▸ **ACTIVITY**
Reproduce the listing in full, pictures excluded.

####################

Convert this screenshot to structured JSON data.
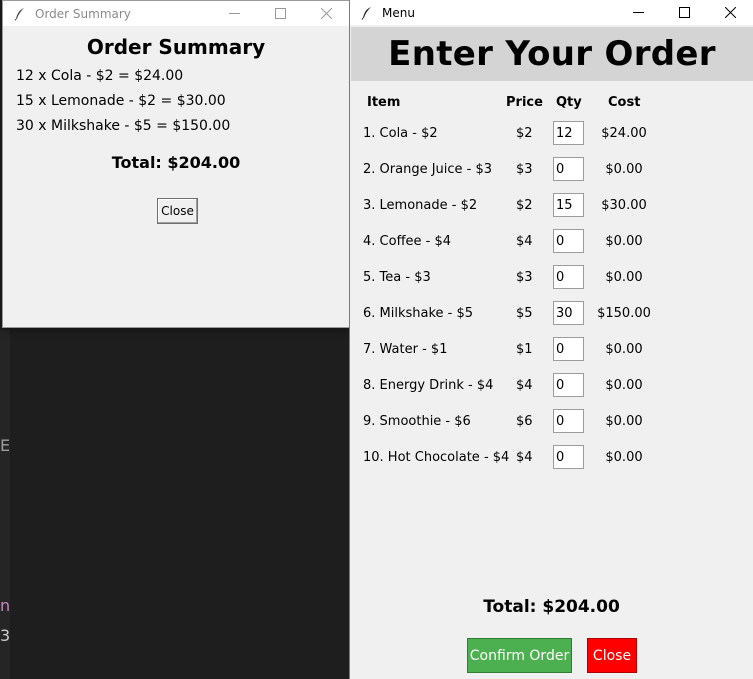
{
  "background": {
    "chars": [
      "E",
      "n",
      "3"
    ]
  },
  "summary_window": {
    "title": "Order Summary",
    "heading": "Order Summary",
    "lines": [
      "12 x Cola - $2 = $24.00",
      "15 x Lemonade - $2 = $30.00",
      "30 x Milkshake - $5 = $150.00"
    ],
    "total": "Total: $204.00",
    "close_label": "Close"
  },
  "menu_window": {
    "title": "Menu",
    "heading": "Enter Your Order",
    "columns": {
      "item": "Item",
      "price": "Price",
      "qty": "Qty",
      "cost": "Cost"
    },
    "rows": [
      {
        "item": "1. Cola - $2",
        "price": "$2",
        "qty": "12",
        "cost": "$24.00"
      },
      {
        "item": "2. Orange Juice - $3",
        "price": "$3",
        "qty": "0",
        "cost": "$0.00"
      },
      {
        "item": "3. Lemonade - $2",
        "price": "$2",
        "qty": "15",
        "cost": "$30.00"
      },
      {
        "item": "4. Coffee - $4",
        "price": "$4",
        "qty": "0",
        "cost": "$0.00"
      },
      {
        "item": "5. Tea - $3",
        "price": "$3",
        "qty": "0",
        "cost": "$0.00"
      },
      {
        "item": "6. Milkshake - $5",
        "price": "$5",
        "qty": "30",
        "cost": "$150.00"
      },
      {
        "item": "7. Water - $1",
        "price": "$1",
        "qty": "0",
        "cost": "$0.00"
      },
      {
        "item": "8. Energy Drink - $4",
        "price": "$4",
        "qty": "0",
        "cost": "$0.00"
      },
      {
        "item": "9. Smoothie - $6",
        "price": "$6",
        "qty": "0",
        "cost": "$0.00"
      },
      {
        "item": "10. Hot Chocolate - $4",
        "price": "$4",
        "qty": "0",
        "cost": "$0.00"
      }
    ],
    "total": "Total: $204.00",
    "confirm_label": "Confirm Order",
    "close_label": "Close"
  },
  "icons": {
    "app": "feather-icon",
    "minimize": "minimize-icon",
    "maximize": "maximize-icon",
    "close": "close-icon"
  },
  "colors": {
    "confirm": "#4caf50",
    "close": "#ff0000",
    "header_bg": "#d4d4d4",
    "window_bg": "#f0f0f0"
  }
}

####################

▸ **YOUR RESPONSE**
Convert this screenshot to structured JSON data.
{
  "background": {
    "chars": [
      "E",
      "n",
      "3"
    ]
  },
  "summary_window": {
    "title": "Order Summary",
    "heading": "Order Summary",
    "lines": [
      "12 x Cola - $2 = $24.00",
      "15 x Lemonade - $2 = $30.00",
      "30 x Milkshake - $5 = $150.00"
    ],
    "total": "Total: $204.00",
    "close_label": "Close"
  },
  "menu_window": {
    "title": "Menu",
    "heading": "Enter Your Order",
    "columns": {
      "item": "Item",
      "price": "Price",
      "qty": "Qty",
      "cost": "Cost"
    },
    "rows": [
      {
        "item": "1. Cola - $2",
        "price": "$2",
        "qty": "12",
        "cost": "$24.00"
      },
      {
        "item": "2. Orange Juice - $3",
        "price": "$3",
        "qty": "0",
        "cost": "$0.00"
      },
      {
        "item": "3. Lemonade - $2",
        "price": "$2",
        "qty": "15",
        "cost": "$30.00"
      },
      {
        "item": "4. Coffee - $4",
        "price": "$4",
        "qty": "0",
        "cost": "$0.00"
      },
      {
        "item": "5. Tea - $3",
        "price": "$3",
        "qty": "0",
        "cost": "$0.00"
      },
      {
        "item": "6. Milkshake - $5",
        "price": "$5",
        "qty": "30",
        "cost": "$150.00"
      },
      {
        "item": "7. Water - $1",
        "price": "$1",
        "qty": "0",
        "cost": "$0.00"
      },
      {
        "item": "8. Energy Drink - $4",
        "price": "$4",
        "qty": "0",
        "cost": "$0.00"
      },
      {
        "item": "9. Smoothie - $6",
        "price": "$6",
        "qty": "0",
        "cost": "$0.00"
      },
      {
        "item": "10. Hot Chocolate - $4",
        "price": "$4",
        "qty": "0",
        "cost": "$0.00"
      }
    ],
    "total": "Total: $204.00",
    "confirm_label": "Confirm Order",
    "close_label": "Close"
  },
  "icons": {
    "app": "feather-icon",
    "minimize": "minimize-icon",
    "maximize": "maximize-icon",
    "close": "close-icon"
  },
  "colors": {
    "confirm": "#4caf50",
    "close": "#ff0000",
    "header_bg": "#d4d4d4",
    "window_bg": "#f0f0f0"
  }
}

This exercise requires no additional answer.